Jonathan Newton/TWP

The last time Ross Detwiler climbed onto a mound in a game was eight days ago, and the Nationals wanted to ease him back into regular work upon his return from the World Baseball Classic. But the left-hander felt so strong and sharp that after four innings and 57 pitches in a 12-10 win over the Detroit Tigers in Lakeland on Sunday afternoon, he went to the bullpen to throw. After 15 pitches, he wanted to keep going but pitching coach Steve McCatty stopped him.

“He said, ‘I’m just feeling good,'” Manager Davey Johnson said. “Well, keep it that way.”

Detwiler returned to the Nationals on Saturday from the WBC and a day later was thrown into the fire, facing a nearly complete Tigers lineup that featured sluggers Torii Hunter, Prince Fielder and Miguel Cabrera. He withstood the test, allowing a lone run on a towering home run by Hunter. He induced six groundouts, five after that first inning.

“The only ball I threw down in that first inning was to Torii Hunter and I don’t think he missed it so I was just going out there trying to throw strikes, trying to get ahead,” Detwiler said. “I think when I did get ahead I was effective and those balls were hit hard when I was behind, except for the hanging curveball in the first.”

He added later about the Tigers lineup: “You’ve got to focus on keeping the ball down or you’re going to have throw with an L screen out there.”

The most promising development by Detwiler wasn’t his strong outing after such a long layoff but his ability to throw his change-up, long a work in progress, for strikes. He said he has fiddled with grips and found a good one, and worked to ensure that he was throwing it the same manner as his fastball. Johnson has pushed Detwiler, even since last season, to throw more off-speed pitches to complement his standout fastball.

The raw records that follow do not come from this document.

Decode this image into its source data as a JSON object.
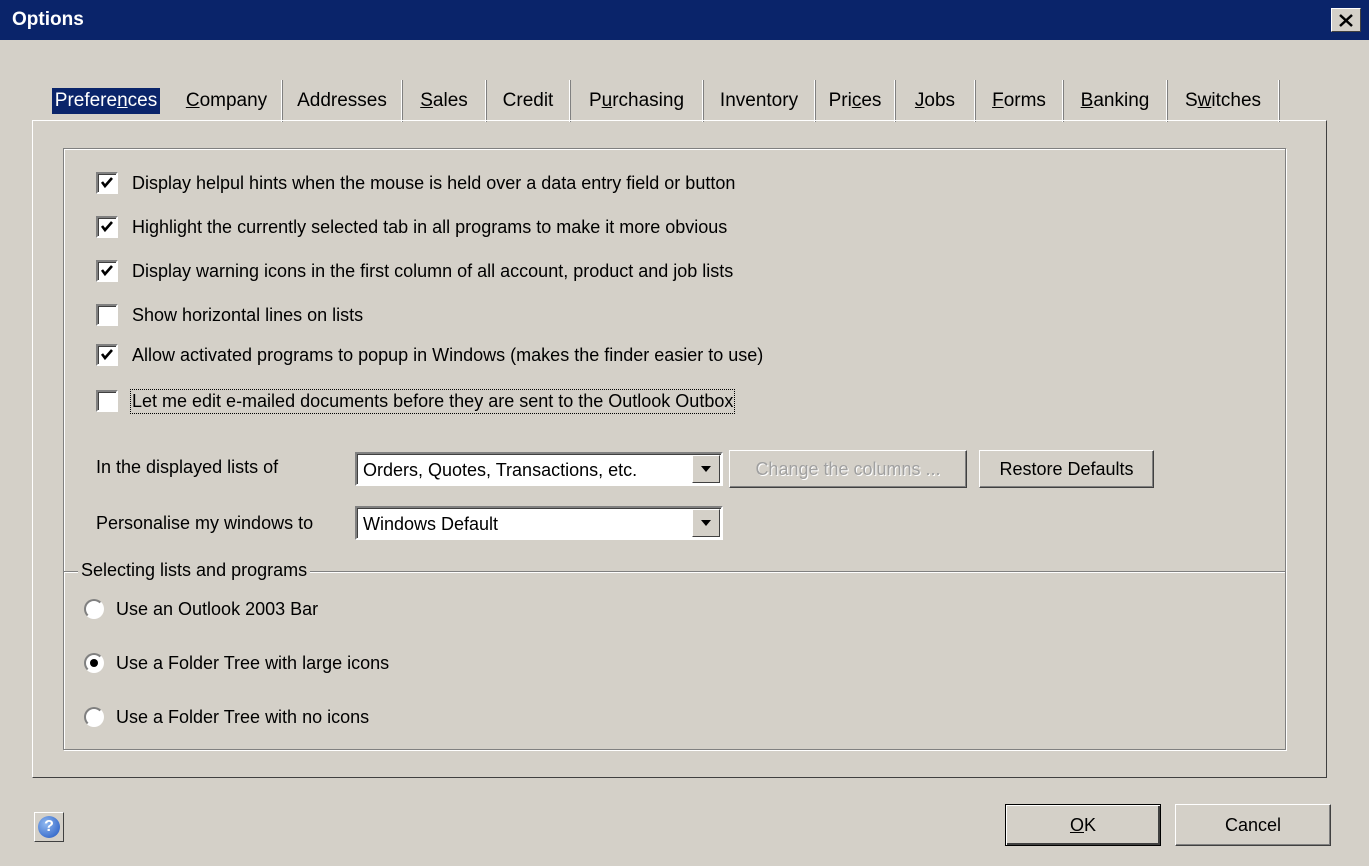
{
  "window": {
    "title": "Options"
  },
  "tabs": [
    {
      "label": "Preferences",
      "key": "n",
      "active": true
    },
    {
      "label": "Company",
      "key": "C"
    },
    {
      "label": "Addresses"
    },
    {
      "label": "Sales",
      "key": "S"
    },
    {
      "label": "Credit"
    },
    {
      "label": "Purchasing",
      "key": "u"
    },
    {
      "label": "Inventory"
    },
    {
      "label": "Prices",
      "key": "c"
    },
    {
      "label": "Jobs",
      "key": "J"
    },
    {
      "label": "Forms",
      "key": "F"
    },
    {
      "label": "Banking",
      "key": "B"
    },
    {
      "label": "Switches",
      "key": "w"
    }
  ],
  "preferences": {
    "checkboxes": [
      {
        "label": "Display helpul hints when the mouse is held over a data entry field or button",
        "checked": true
      },
      {
        "label": "Highlight the currently selected tab in all programs to make it more obvious",
        "checked": true
      },
      {
        "label": "Display warning icons in the first column of all account, product and job lists",
        "checked": true
      },
      {
        "label": "Show horizontal lines on lists",
        "checked": false
      },
      {
        "label": "Allow activated programs to popup in Windows (makes the finder easier to use)",
        "checked": true
      },
      {
        "label": "Let me edit e-mailed documents before they are sent to the Outlook Outbox",
        "checked": false
      }
    ],
    "lists_label": "In the displayed lists of",
    "lists_value": "Orders, Quotes, Transactions, etc.",
    "change_columns_label": "Change the columns ...",
    "restore_defaults_label": "Restore Defaults",
    "personalise_label": "Personalise my windows to",
    "personalise_value": "Windows Default"
  },
  "selecting": {
    "legend": "Selecting lists and programs",
    "options": [
      {
        "label": "Use an Outlook 2003 Bar",
        "selected": false
      },
      {
        "label": "Use a Folder Tree with large icons",
        "selected": true
      },
      {
        "label": "Use a Folder Tree with no icons",
        "selected": false
      }
    ]
  },
  "footer": {
    "ok_label": "OK",
    "cancel_label": "Cancel",
    "help_glyph": "?"
  }
}
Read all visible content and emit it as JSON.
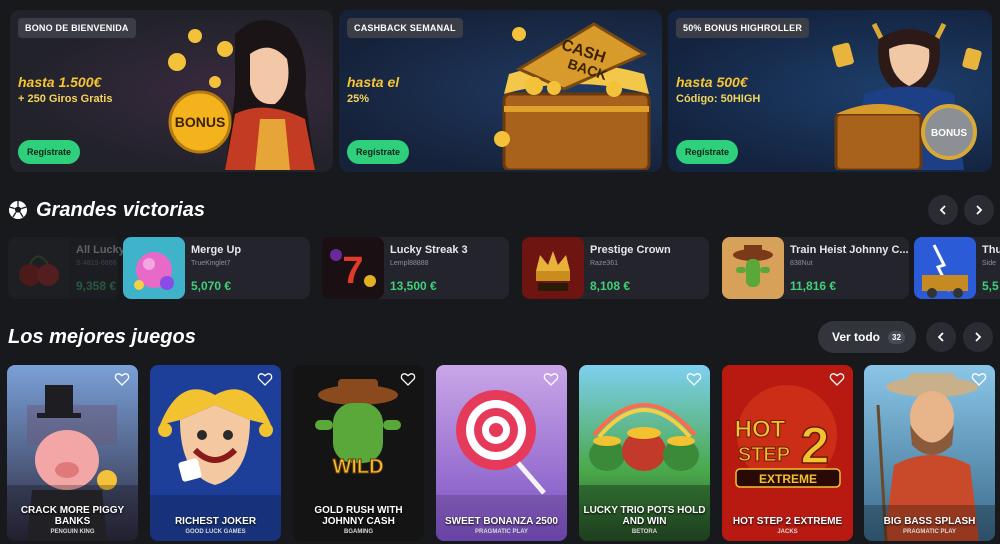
{
  "promos": [
    {
      "badge": "BONO DE BIENVENIDA",
      "amount": "hasta 1.500€",
      "sub": "+ 250 Giros Gratis",
      "button": "Regístrate"
    },
    {
      "badge": "CASHBACK SEMANAL",
      "amount": "hasta el",
      "sub": "25%",
      "button": "Regístrate"
    },
    {
      "badge": "50% BONUS HIGHROLLER",
      "amount": "hasta 500€",
      "sub": "Código: 50HIGH",
      "button": "Regístrate"
    }
  ],
  "art_text": {
    "bonus": "BONUS",
    "cash": "CASH",
    "back": "BACK"
  },
  "big_wins": {
    "title": "Grandes victorias",
    "items": [
      {
        "game": "All Lucky",
        "user": "S·4819·6666",
        "amount": "9,358 €"
      },
      {
        "game": "Merge Up",
        "user": "TrueKinglet7",
        "amount": "5,070 €"
      },
      {
        "game": "Lucky Streak 3",
        "user": "Lempl88888",
        "amount": "13,500 €"
      },
      {
        "game": "Prestige Crown",
        "user": "Raze361",
        "amount": "8,108 €"
      },
      {
        "game": "Train Heist Johnny C...",
        "user": "838Nut",
        "amount": "11,816 €"
      },
      {
        "game": "Thu",
        "user": "Side",
        "amount": "5,5"
      }
    ]
  },
  "top_games": {
    "title": "Los mejores juegos",
    "view_all": "Ver todo",
    "count": "32",
    "items": [
      {
        "title": "CRACK MORE PIGGY BANKS",
        "provider": "PENGUIN KING"
      },
      {
        "title": "RICHEST JOKER",
        "provider": "GOOD LUCK GAMES"
      },
      {
        "title": "GOLD RUSH WITH JOHNNY CASH",
        "provider": "BGAMING"
      },
      {
        "title": "SWEET BONANZA 2500",
        "provider": "PRAGMATIC PLAY"
      },
      {
        "title": "LUCKY TRIO POTS HOLD AND WIN",
        "provider": "BETORA"
      },
      {
        "title": "HOT STEP 2 EXTREME",
        "provider": "JACKS"
      },
      {
        "title": "BIG BASS SPLASH",
        "provider": "PRAGMATIC PLAY"
      }
    ]
  },
  "card_art": {
    "wild": "WILD",
    "hot": "HOT",
    "step": "STEP",
    "num": "2",
    "extreme": "EXTREME"
  },
  "icons": {
    "prev": "chevron-left-icon",
    "next": "chevron-right-icon",
    "favorite": "heart-icon",
    "wins": "soccer-ball-icon"
  },
  "colors": {
    "accent_green": "#2fd07c",
    "win_amount": "#3ed17a",
    "promo_gold": "#f7c531"
  }
}
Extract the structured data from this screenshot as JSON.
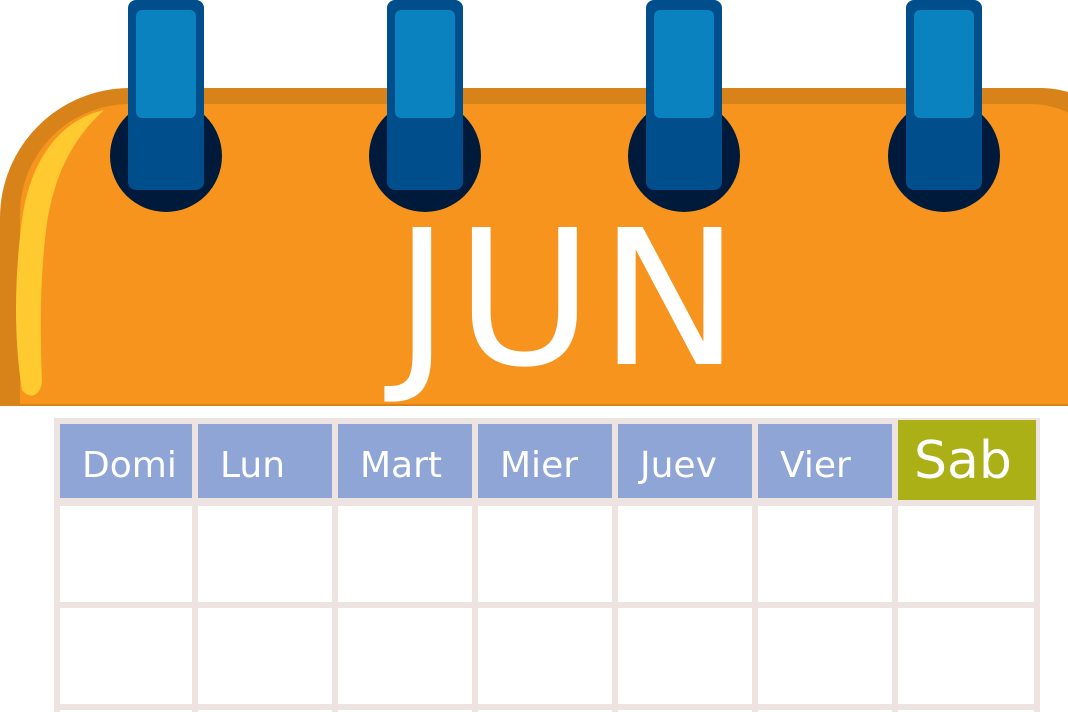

“I thought I threw some good change-ups, which I’ve never done in my professional career,” Detwiler said. “It was good to see some swings and misses, and to see all the hard work paying off.”

Detwiler is scheduled to make two more starts remaining in spring training and hopes to get stretched out to 75 pitches the next outing and 90 in the final one.

>>> Tyler Clippard allowed his first hit and walk of the spring but got a flyout and strikeout to preserve a scoreless eighth  He has now thrown six scoreless innings this spring. “He’s been throwing the heck out of the ball,” Johnson said.

>>> Ryan Perry had another shaky outing, allowing five runs on two hits and walked two hitters over over an inning-plus. He faced five batters in the sixth inning without notching an out. His spring ERA over 9 2/3 innings ballooned to 10.24. With cuts looming on Monday, he could be a likely candidate for minor league camp to continue the transition from reliever to starter he began last season.